> **Data records**
Content starts
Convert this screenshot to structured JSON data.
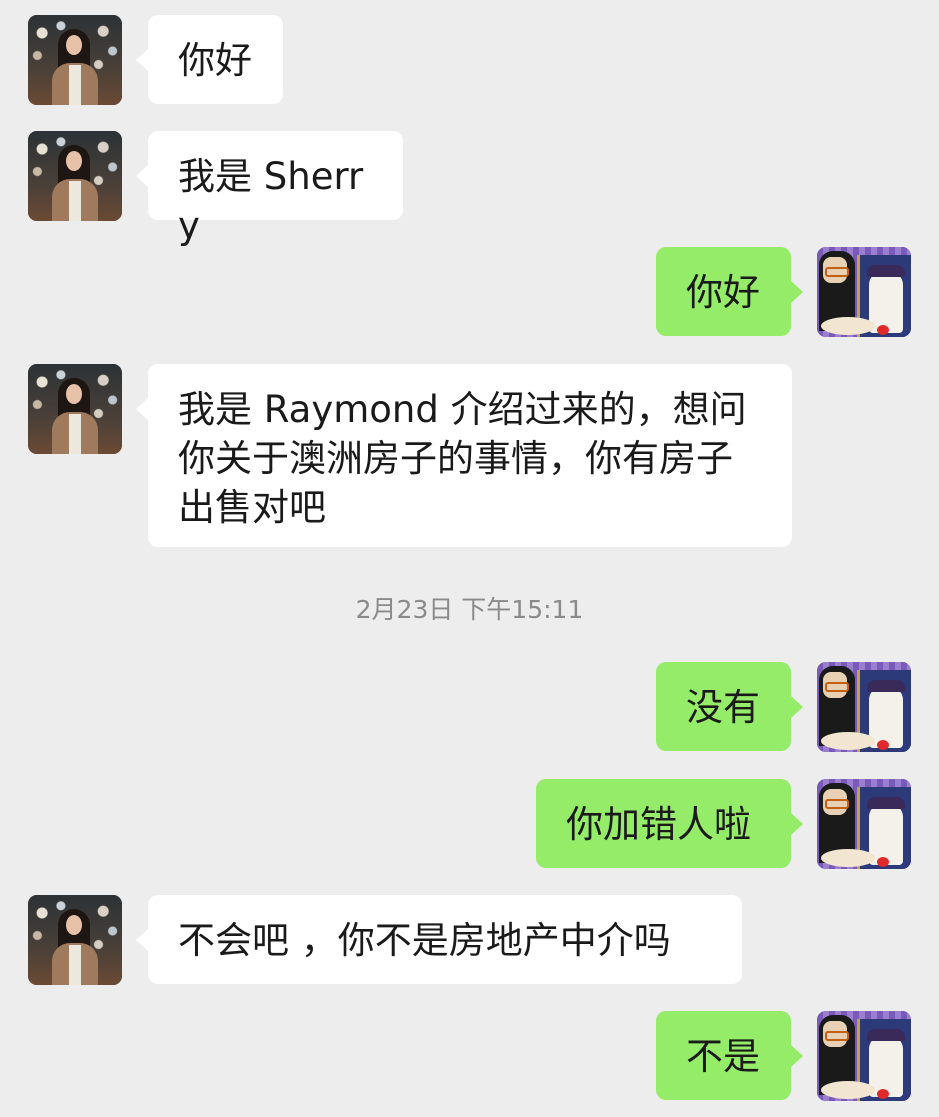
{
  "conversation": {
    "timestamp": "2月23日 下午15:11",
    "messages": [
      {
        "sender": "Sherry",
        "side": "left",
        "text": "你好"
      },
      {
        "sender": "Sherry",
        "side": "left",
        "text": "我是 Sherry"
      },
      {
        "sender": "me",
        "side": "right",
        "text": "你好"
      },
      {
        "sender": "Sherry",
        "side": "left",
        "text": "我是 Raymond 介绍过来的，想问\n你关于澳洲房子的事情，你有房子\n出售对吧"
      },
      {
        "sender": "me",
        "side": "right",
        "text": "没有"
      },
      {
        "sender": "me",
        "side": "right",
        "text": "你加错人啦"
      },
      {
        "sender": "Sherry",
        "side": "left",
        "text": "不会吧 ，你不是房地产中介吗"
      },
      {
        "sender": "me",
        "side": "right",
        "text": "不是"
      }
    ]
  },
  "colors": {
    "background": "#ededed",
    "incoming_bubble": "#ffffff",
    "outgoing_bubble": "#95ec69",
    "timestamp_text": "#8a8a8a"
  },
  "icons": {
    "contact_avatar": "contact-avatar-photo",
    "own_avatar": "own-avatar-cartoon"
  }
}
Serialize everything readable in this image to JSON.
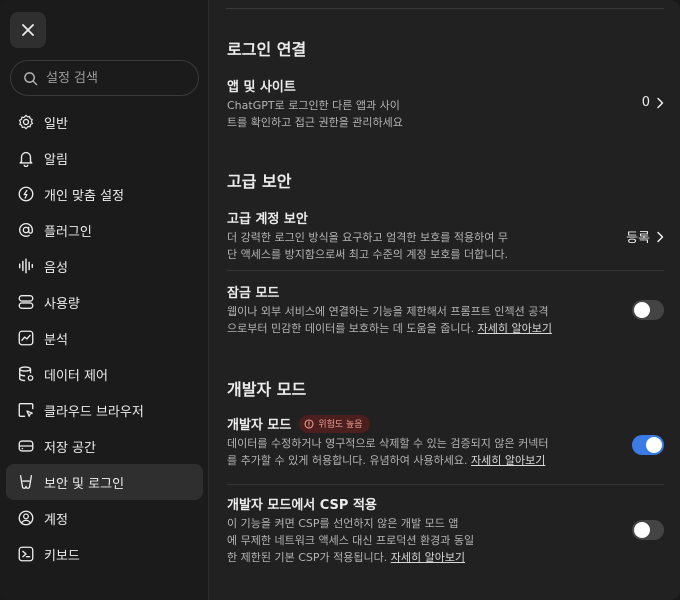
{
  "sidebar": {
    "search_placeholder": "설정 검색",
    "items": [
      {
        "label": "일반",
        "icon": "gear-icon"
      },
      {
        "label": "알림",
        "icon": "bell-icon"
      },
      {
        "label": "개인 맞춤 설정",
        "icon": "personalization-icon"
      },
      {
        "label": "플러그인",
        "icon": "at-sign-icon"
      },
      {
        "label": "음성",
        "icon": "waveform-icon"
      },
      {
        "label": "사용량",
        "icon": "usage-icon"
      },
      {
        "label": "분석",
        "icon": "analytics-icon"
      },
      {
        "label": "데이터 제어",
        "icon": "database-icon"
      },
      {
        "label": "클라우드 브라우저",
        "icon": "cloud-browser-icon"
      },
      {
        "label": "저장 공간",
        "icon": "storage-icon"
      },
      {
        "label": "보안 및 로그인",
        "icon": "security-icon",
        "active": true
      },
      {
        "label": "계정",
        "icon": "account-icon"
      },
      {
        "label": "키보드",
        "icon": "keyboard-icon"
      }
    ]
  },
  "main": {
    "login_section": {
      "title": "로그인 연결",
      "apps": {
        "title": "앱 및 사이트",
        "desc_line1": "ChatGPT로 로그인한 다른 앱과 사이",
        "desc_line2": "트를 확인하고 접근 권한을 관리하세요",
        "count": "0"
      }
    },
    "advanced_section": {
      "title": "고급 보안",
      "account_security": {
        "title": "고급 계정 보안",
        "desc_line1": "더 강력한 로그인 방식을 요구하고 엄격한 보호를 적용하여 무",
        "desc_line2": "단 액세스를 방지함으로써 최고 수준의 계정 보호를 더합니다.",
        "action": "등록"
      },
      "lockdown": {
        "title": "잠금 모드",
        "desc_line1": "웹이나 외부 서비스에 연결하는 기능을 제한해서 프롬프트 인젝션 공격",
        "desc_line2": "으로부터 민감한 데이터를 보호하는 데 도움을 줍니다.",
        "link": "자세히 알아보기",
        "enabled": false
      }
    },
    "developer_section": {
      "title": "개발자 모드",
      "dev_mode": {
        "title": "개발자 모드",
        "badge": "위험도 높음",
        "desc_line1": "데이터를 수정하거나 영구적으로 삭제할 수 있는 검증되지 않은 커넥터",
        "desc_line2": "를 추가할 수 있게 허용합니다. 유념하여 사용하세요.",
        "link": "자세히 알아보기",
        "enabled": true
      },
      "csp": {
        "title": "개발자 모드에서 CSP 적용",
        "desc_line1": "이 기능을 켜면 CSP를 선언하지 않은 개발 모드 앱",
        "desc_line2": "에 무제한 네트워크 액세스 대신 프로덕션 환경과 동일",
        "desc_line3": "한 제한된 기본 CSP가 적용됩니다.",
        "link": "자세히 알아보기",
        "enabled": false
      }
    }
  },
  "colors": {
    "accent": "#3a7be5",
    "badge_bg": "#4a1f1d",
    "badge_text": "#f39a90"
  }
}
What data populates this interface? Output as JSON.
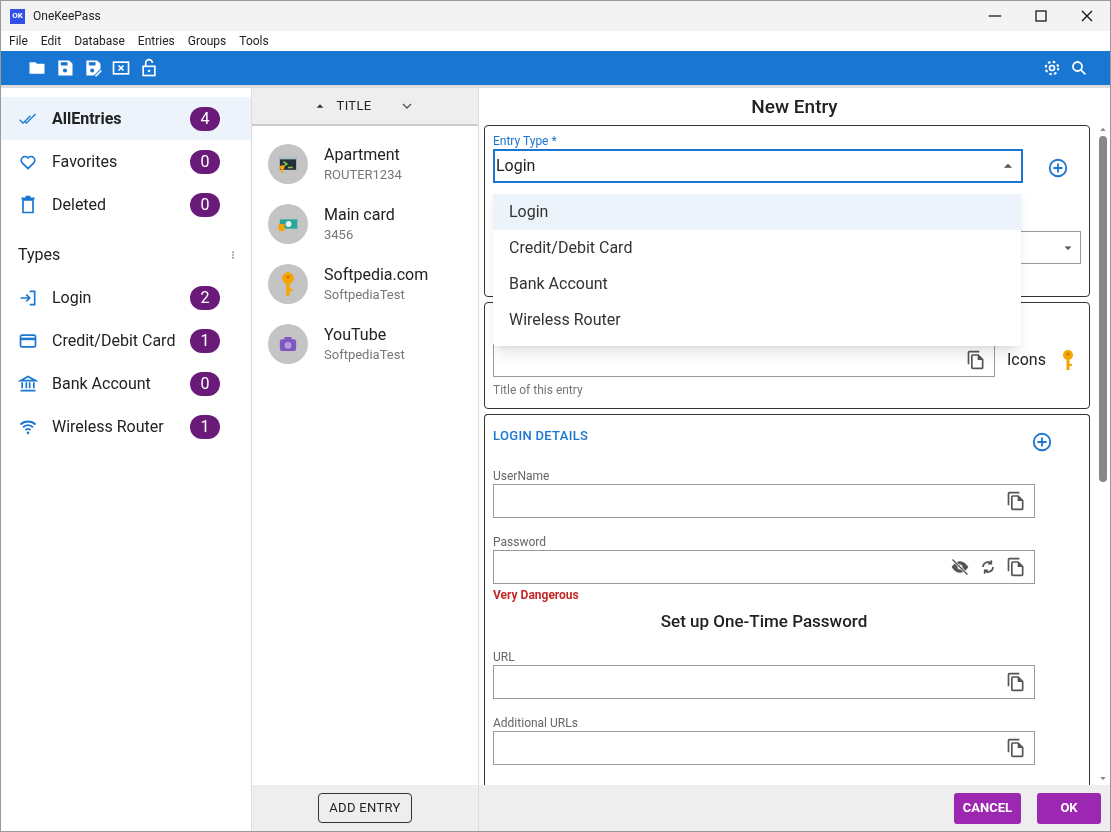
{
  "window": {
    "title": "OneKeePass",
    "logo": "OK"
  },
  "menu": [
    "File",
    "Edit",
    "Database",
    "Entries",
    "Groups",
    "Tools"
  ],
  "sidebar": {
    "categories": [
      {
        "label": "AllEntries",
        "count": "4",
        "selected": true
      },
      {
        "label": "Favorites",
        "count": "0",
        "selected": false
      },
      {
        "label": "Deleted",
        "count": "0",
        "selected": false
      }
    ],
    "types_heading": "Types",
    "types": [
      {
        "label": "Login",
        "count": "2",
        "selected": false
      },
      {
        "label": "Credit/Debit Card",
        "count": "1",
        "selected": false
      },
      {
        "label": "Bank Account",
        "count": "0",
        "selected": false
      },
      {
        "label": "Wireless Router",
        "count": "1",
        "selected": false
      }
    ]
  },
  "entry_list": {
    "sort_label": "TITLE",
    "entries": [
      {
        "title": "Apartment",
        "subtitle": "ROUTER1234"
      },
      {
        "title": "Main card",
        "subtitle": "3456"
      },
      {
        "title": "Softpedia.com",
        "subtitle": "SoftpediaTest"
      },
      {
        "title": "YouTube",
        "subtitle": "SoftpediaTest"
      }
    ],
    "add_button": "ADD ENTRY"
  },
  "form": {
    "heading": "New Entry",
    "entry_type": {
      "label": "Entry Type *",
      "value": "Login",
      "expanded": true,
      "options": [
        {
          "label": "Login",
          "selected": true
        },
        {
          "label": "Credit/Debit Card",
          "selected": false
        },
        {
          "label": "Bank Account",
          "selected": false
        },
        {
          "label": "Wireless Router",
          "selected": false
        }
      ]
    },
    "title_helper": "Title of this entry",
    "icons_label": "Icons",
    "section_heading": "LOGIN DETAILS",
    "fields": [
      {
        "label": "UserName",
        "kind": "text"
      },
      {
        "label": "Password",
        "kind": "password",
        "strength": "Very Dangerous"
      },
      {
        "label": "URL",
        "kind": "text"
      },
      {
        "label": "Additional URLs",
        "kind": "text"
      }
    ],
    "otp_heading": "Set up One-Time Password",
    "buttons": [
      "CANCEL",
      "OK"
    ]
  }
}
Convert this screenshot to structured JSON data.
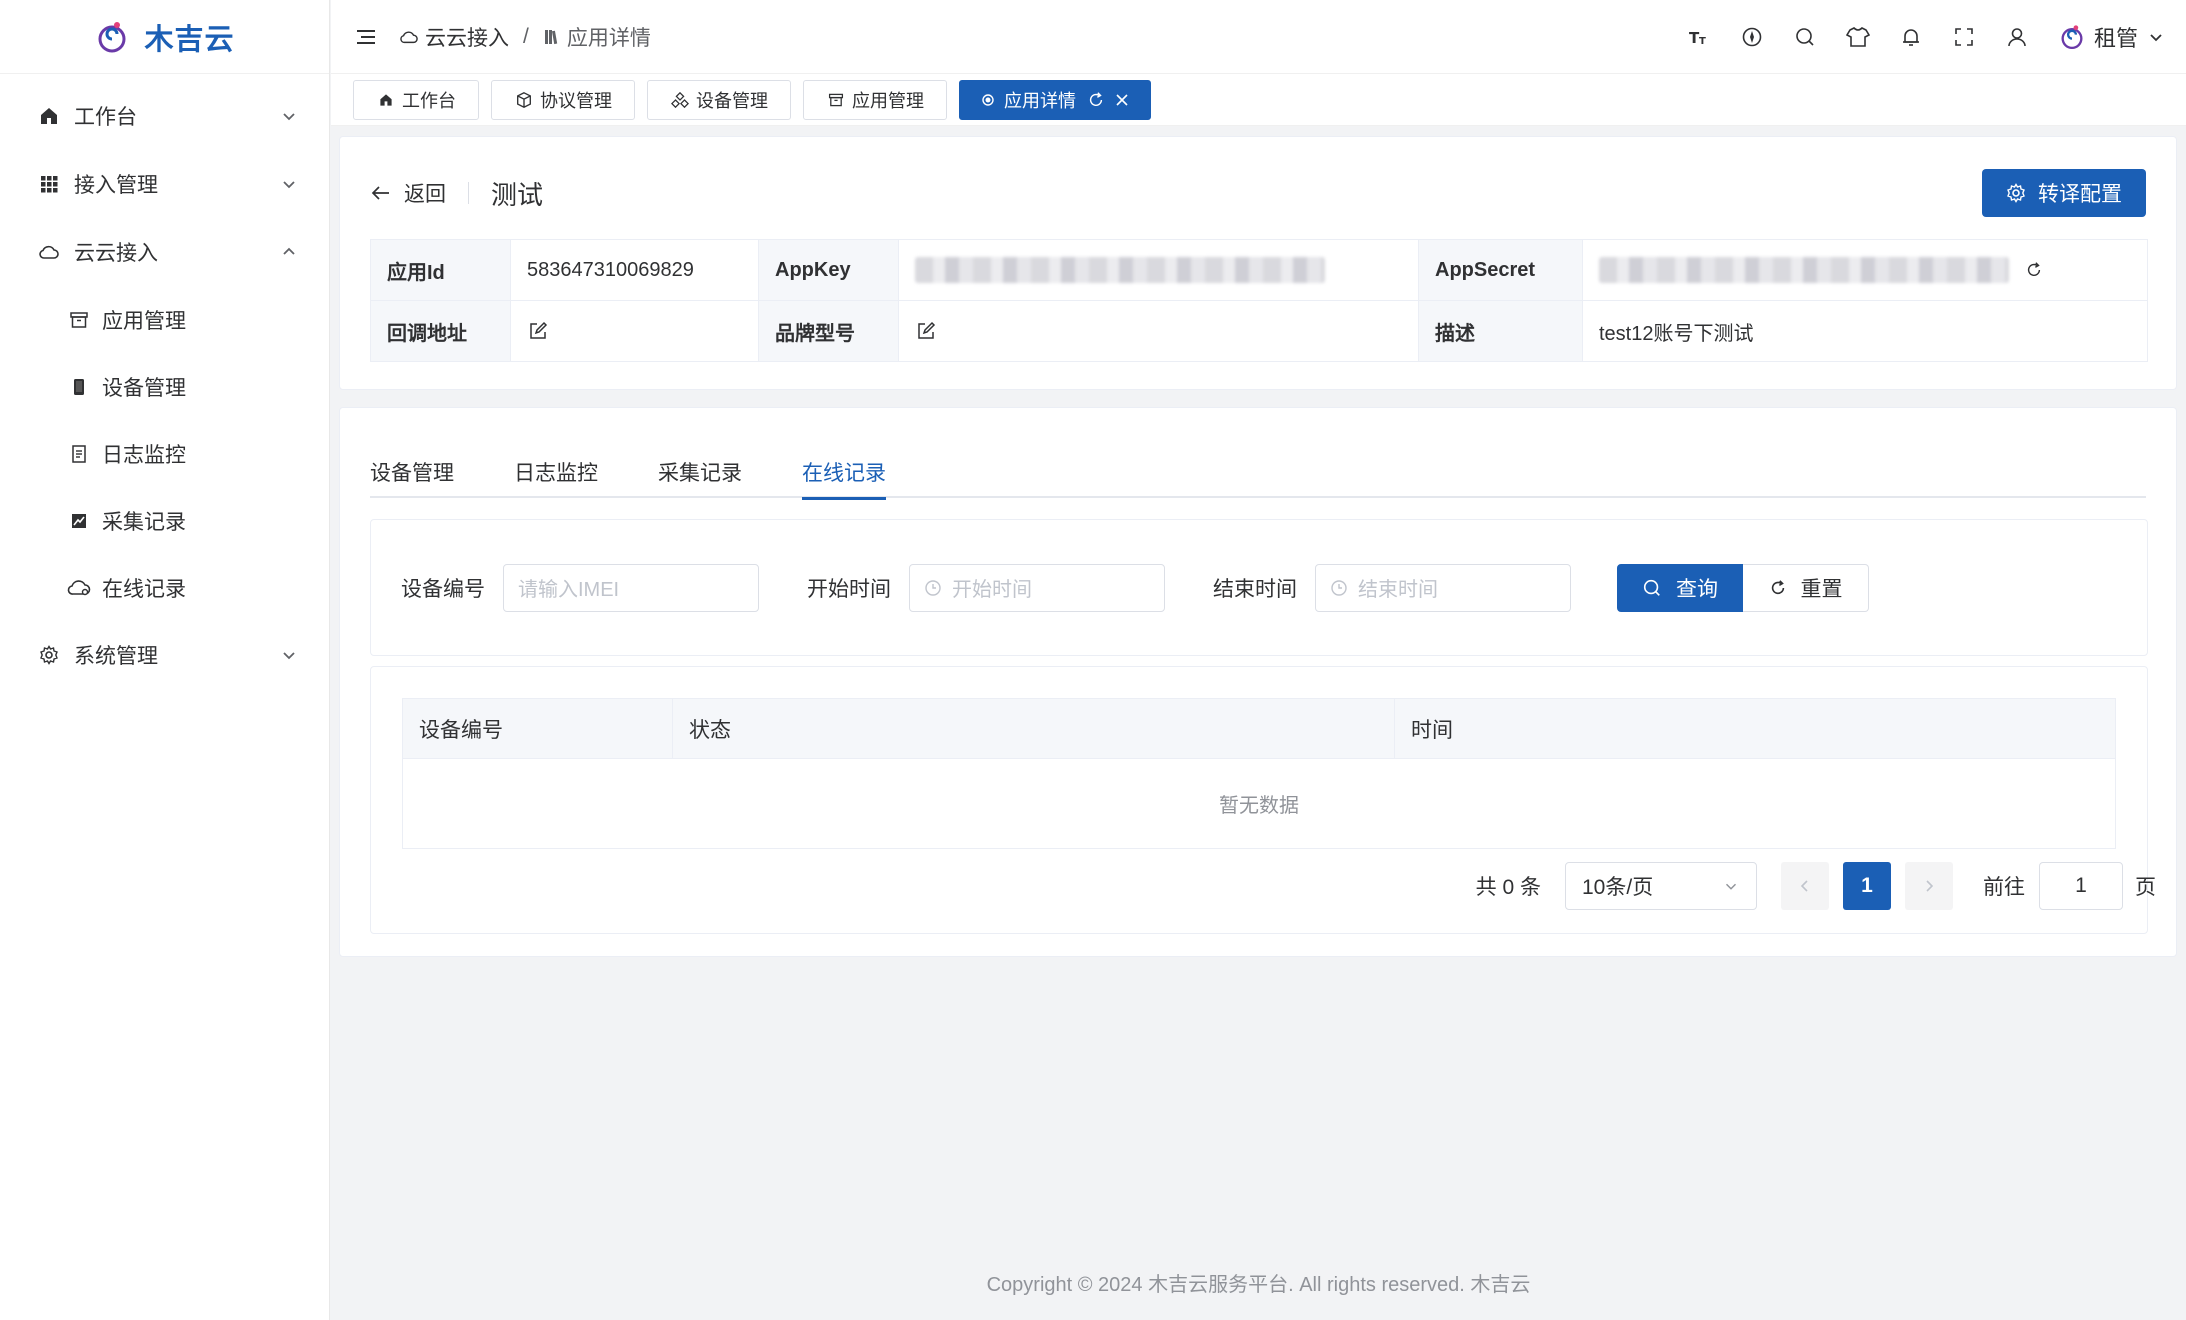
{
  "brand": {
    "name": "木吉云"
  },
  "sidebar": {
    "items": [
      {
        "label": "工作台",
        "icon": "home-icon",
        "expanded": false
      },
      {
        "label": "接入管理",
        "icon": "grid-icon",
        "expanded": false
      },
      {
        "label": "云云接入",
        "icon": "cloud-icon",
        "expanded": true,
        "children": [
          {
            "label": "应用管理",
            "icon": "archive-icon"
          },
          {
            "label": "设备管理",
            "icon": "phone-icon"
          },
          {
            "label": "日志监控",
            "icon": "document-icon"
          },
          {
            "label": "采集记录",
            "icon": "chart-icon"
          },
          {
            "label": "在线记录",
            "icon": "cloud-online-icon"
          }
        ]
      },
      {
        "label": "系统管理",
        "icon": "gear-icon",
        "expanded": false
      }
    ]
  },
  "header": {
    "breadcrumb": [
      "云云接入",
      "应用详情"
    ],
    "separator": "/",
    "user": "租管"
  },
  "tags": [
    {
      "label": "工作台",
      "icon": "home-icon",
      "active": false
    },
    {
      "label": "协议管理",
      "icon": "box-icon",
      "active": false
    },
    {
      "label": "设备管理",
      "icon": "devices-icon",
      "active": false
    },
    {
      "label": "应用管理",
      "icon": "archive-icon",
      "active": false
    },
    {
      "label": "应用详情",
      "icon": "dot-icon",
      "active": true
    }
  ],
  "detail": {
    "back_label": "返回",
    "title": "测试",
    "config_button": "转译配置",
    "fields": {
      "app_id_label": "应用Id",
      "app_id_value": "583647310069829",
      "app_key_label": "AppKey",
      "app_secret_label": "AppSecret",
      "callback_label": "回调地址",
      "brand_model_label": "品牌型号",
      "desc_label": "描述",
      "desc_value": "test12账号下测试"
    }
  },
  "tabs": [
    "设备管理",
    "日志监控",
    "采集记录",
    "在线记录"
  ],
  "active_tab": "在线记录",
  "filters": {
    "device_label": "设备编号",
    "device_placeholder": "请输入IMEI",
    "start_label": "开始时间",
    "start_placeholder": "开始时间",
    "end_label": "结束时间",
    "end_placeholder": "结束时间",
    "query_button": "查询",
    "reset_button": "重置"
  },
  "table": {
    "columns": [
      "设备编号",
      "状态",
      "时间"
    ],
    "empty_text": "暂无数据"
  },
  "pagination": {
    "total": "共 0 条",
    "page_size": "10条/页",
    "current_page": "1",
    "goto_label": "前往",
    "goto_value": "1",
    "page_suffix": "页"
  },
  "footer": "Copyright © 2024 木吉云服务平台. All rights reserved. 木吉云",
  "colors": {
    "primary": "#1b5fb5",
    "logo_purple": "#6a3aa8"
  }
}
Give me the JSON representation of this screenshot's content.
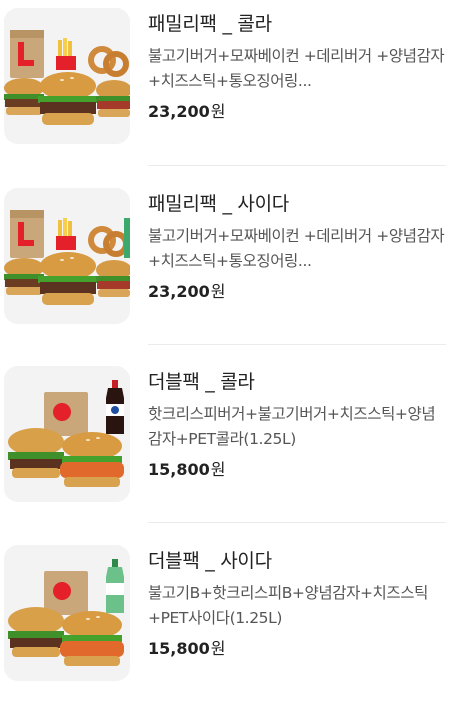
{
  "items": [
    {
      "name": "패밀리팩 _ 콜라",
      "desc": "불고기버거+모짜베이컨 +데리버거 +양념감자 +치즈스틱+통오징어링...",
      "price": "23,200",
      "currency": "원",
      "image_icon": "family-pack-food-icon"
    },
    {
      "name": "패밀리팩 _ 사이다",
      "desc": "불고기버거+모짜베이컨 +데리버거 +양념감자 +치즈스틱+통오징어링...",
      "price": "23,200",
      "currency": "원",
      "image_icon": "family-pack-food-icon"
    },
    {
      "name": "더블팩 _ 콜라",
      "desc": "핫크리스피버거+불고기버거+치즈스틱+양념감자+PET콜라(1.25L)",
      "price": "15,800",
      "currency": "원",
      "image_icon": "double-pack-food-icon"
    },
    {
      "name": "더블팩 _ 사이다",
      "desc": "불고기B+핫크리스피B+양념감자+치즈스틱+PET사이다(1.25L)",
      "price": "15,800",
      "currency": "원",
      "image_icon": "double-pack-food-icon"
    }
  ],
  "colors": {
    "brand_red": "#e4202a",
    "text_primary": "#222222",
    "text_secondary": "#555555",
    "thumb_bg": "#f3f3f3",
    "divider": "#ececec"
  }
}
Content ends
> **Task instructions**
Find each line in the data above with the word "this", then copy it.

> **Solved problem**
Convert this screenshot to structured JSON data.
Serialize everything readable in this image to JSON.
What data populates this interface? Output as JSON.
    "title_helper": "Title of this entry",
Convert this screenshot to structured JSON data.
Give me the JSON representation of this screenshot's content.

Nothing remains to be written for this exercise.